Isaiah Ceccarelli - Bow [Another Timbre - 2017]Bow brings together a selection of modern classical/ improvised pieces from this Canadian based composer & percussionist. The seven tracks offered up here move from often angular improvising to lush & harmonic string composition. All making for a release that quite a unbalancing-yet- enjoyable proposition that shifts between skewed ‘n’ soured, majestic ‘n’ lush, and somewhere inbetween the two.
Bow is the third release in Another Timbre’s Canadian composers series, and as usual, it comes in the label house style stark, simple yet effective white mini gatefold sleeve. The front cover takes in a murky & overlaid illustration of what looks like hundreds of ruled black lines over a gray backdrop.
The seven pieces presented here were composed between 2014 & 2015, with each piece having running times between three & seventeen minutes. All of the seven tracks are live recordings, though as you expect with an Another Timbre release- each is captured with perfect sonic definition & balance.
The release opens up with "Sainte- Ursule #11", and this finds the more angular & improvised side of Mr Ceccarelli compositions. The three minute twenty track features the sound of the Organetto- a rarely-heard & distinctive sounding medieval keyboard instrument, and percussion played by Ceccarelli himself. The piece brings together the sour & sometimes shrill sound of the Organetto, with clip-clopping & wondering gong & percussive elements. The track starts off proceeds in a suitable unbalancing-yet fragile form.

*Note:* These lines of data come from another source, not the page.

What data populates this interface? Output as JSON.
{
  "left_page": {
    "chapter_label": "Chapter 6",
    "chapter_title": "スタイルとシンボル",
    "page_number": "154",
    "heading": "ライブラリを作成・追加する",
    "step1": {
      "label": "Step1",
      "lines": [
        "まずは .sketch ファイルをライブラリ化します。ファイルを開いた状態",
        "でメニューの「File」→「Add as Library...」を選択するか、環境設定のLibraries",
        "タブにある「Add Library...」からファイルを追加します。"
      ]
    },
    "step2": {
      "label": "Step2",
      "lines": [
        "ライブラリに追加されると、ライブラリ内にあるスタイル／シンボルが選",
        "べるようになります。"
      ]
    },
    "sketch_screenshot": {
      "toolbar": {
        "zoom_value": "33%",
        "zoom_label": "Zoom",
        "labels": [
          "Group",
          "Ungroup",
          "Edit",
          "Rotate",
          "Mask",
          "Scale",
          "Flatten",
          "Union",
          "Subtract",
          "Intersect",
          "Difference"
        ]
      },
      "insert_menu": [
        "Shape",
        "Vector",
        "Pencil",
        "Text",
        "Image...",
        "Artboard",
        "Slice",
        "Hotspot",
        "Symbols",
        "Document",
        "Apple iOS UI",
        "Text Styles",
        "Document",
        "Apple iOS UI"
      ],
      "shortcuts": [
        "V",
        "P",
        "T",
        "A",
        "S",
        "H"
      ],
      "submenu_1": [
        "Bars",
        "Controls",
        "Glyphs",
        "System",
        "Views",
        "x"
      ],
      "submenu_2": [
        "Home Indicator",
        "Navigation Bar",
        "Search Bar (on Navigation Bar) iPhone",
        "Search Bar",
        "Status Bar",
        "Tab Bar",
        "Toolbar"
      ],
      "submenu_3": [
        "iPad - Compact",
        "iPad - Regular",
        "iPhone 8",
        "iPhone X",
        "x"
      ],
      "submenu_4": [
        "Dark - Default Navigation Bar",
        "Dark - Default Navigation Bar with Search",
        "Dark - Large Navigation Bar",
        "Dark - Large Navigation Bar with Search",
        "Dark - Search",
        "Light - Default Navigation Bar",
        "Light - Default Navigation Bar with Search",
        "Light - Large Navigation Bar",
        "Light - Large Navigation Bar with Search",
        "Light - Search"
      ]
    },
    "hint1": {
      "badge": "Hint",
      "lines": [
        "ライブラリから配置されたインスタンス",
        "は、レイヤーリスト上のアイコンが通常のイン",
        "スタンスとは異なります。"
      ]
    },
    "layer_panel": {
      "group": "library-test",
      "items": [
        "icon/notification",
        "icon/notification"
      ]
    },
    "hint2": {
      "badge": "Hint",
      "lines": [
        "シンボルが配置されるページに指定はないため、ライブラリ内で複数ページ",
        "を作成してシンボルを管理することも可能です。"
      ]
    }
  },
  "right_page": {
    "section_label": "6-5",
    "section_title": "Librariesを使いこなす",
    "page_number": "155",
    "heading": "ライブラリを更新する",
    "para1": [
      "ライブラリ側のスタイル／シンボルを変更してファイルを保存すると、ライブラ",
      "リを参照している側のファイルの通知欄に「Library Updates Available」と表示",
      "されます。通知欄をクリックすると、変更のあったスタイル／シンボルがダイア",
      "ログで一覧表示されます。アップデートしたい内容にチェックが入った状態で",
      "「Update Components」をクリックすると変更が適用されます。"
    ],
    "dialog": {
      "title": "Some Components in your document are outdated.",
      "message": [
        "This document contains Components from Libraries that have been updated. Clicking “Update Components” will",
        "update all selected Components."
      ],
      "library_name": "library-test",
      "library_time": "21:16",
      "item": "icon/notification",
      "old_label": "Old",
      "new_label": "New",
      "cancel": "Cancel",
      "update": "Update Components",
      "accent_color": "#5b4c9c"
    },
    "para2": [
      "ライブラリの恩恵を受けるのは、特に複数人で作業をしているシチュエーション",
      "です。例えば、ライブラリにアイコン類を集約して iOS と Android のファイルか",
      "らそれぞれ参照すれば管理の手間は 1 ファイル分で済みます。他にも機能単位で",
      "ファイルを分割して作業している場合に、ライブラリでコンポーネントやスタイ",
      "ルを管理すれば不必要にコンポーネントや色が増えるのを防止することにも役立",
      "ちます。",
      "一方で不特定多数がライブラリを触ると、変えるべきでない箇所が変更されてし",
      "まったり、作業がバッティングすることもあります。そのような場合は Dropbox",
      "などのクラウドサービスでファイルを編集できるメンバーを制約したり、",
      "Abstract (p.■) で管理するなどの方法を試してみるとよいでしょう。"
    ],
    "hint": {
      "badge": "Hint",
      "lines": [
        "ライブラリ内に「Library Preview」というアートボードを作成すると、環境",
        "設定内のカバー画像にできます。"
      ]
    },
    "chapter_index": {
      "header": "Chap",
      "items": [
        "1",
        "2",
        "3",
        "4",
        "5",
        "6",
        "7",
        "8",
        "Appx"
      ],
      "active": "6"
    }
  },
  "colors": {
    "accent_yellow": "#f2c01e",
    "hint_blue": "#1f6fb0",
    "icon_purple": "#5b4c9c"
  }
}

After this, we have the just over nine minutes of "Falsbordone"- which is a more formal string work piece for violins, viola & cello. The piece is built around a sombre-yet- harmonic progression, that has a few more sustained & soured edges later on. In my mind, it rather summoned up images of a small group of prospectors, making there way across the huge landscape of the Americas in a ragtag covered wagon in the early 19th century. Very much bringing together the feelings of adhesion & fear, with moments of hope & grandeur.
And really these two tracks nice show the contrast between the two sides of Mr. Ceccarelli sound- the remaining five tracks move between these two settings, mostly staying in one or the other, but at times the more sour & angular moments do make them selves felt in the more formal string works.
On the whole, I enjoyed much of what Bow had to offer. Through-out Mr Ceccarelli shows his scope as a composer- yet the whole release flows effectively in its see-sawing between sour unpredictable & harmonic yet somber grandeur.Roger Batty